Radio Daze is tied for my 3 favorite songs on the album, because the flow is so casually brilliant that you fail to understand it. I usually put Radio Daze-How I Got Over in a medley type group, because the simple flowing style with the backing laid back groove is like classic R&B and Jazz. But the simple flowing style is accompanied by perfect lyricism. Just look at this:
Fogging my glasses, lost in a mass mess
Task-less dilemma to match somebody's status...
Like... what? What did he just call me? I was feeling the vibe, but then he said that and I just dropped my jaw. If I could write like that, I'd have four record deals, you feel me? Musically, the song was already great, but then he just dropped this bomb on us like: "Word, I know you like it, but now... I'm gonna make you want to fornicate with it, dog...." Fantastic line.
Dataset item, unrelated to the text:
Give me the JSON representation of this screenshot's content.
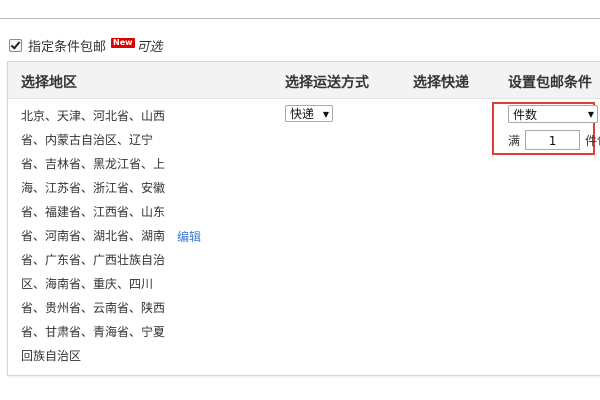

Skipping over to The Day, I felt like this album had to have it's weird part. The Day and Right On were the most off parts of the album, which is why I love them. I listened to The Day and I could just see myself looking out the window on an autumn evening across the Auburn Sky while my best girl sits next to me with her head on my shoulders as she whispers into my ear, "You're the one I've been waiting my whole life for...". I love this track, man. I really love Black Thought's sly fellatio joke. "I Need the girl of my dreams to give me Einstein...". Well played, bro... well played. And Right On is like it's twin sister. The twin sister who while you were at basketball practice, she was outside protesting the inequalities of women in society, while she rolled up a blunt and supported the 402 act. That sister, the eco-friendly, vegan, Mystery Machine, sunglass wearing sister that is nothing like you. That sister whom no matter how different you guys act, you guys are practically the same.
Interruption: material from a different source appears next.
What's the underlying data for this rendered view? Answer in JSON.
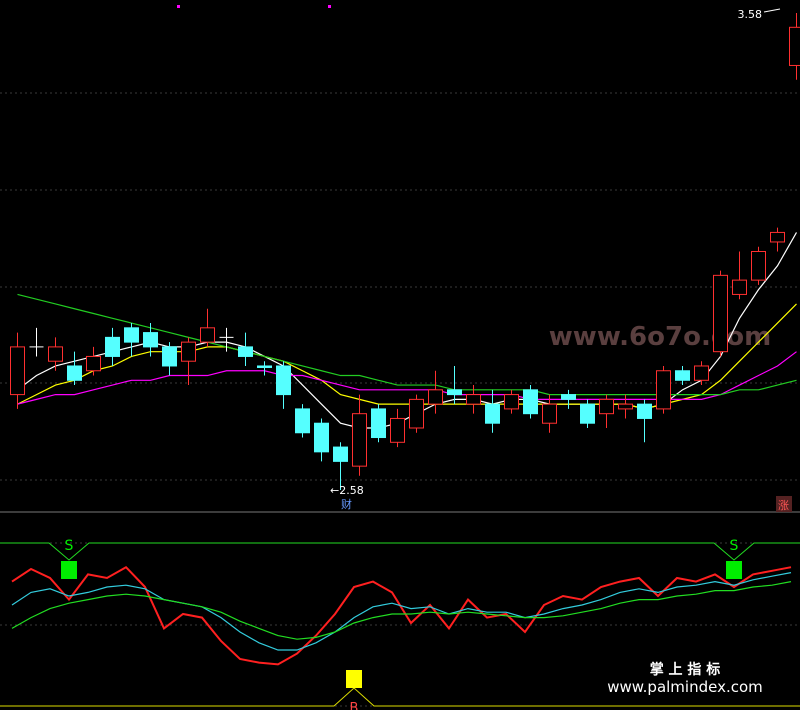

Here's my contender for best song on the album: Doin' It Again. I love the sample because it was like a foreshadowing like, "Yo, we MIGHT DO AN ALBUM WITH THIS GUY..". Black Thought absolutely murders his verses. The Let's Do It Again reference makes me laugh. This track really makes me feel good because the piano combined with John Legend's moans are kind of reminiscent of Something by The Beatles, and that song makes me cry all the time. (And I'm hip-hop all day).
And here's a 2nd contender: The Fire. I felt like they were in their natural element when they made this track. Nuff said.
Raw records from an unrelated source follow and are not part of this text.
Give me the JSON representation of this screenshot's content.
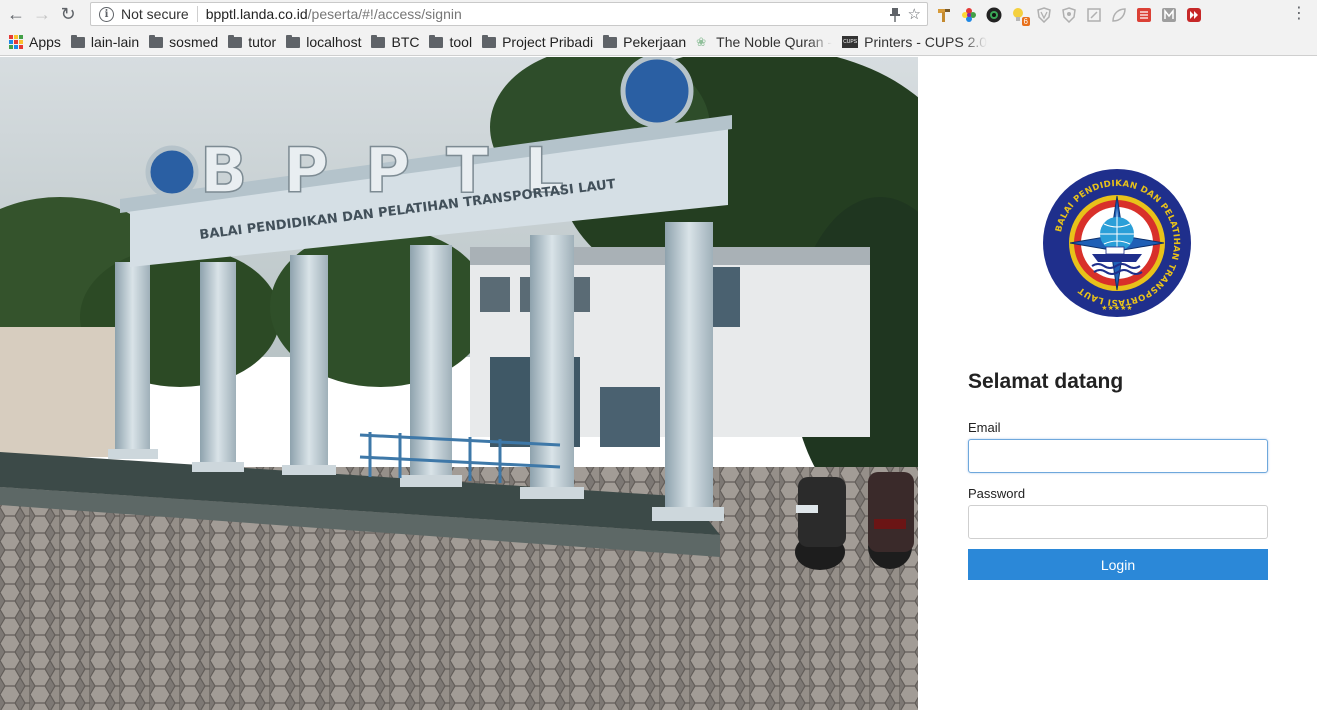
{
  "browser": {
    "security_label": "Not secure",
    "url_host": "bpptl.landa.co.id",
    "url_path": "/peserta/#!/access/signin",
    "extension_badge": "6"
  },
  "bookmarks": [
    {
      "label": "Apps",
      "icon": "apps-icon"
    },
    {
      "label": "lain-lain",
      "icon": "folder-icon"
    },
    {
      "label": "sosmed",
      "icon": "folder-icon"
    },
    {
      "label": "tutor",
      "icon": "folder-icon"
    },
    {
      "label": "localhost",
      "icon": "folder-icon"
    },
    {
      "label": "BTC",
      "icon": "folder-icon"
    },
    {
      "label": "tool",
      "icon": "folder-icon"
    },
    {
      "label": "Project Pribadi",
      "icon": "folder-icon"
    },
    {
      "label": "Pekerjaan",
      "icon": "folder-icon"
    },
    {
      "label": "The Noble Quran -",
      "icon": "quran-icon"
    },
    {
      "label": "Printers - CUPS 2.0",
      "icon": "cups-icon"
    }
  ],
  "hero": {
    "sign_letters": "BPPTL",
    "sign_subtitle": "BALAI PENDIDIKAN DAN PELATIHAN TRANSPORTASI LAUT"
  },
  "login": {
    "logo_text": "BALAI PENDIDIKAN DAN PELATIHAN TRANSPORTASI LAUT",
    "title": "Selamat datang",
    "email_label": "Email",
    "email_value": "",
    "password_label": "Password",
    "password_value": "",
    "button_label": "Login"
  },
  "colors": {
    "primary": "#2b88d8",
    "logo_navy": "#1f2f8c",
    "logo_gold": "#e8c21a",
    "logo_red": "#d8302a"
  }
}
Altogether at the end, Web 20/20 and Hustla are kind of reminders of what ATCQ did with Scenario and What?. So, all in all, the end of the album wasn't all that amazing. But I'd rather listen to those two songs than The Carter IV. Hands down, no competition.
All together, How I Got Over is a smashing classic for all Hip-Hop fans, Jazz fans, and R&B fans alike. I can't think of any better album for 2010 other than Brothers by the Black Keys. But I'll write that review later.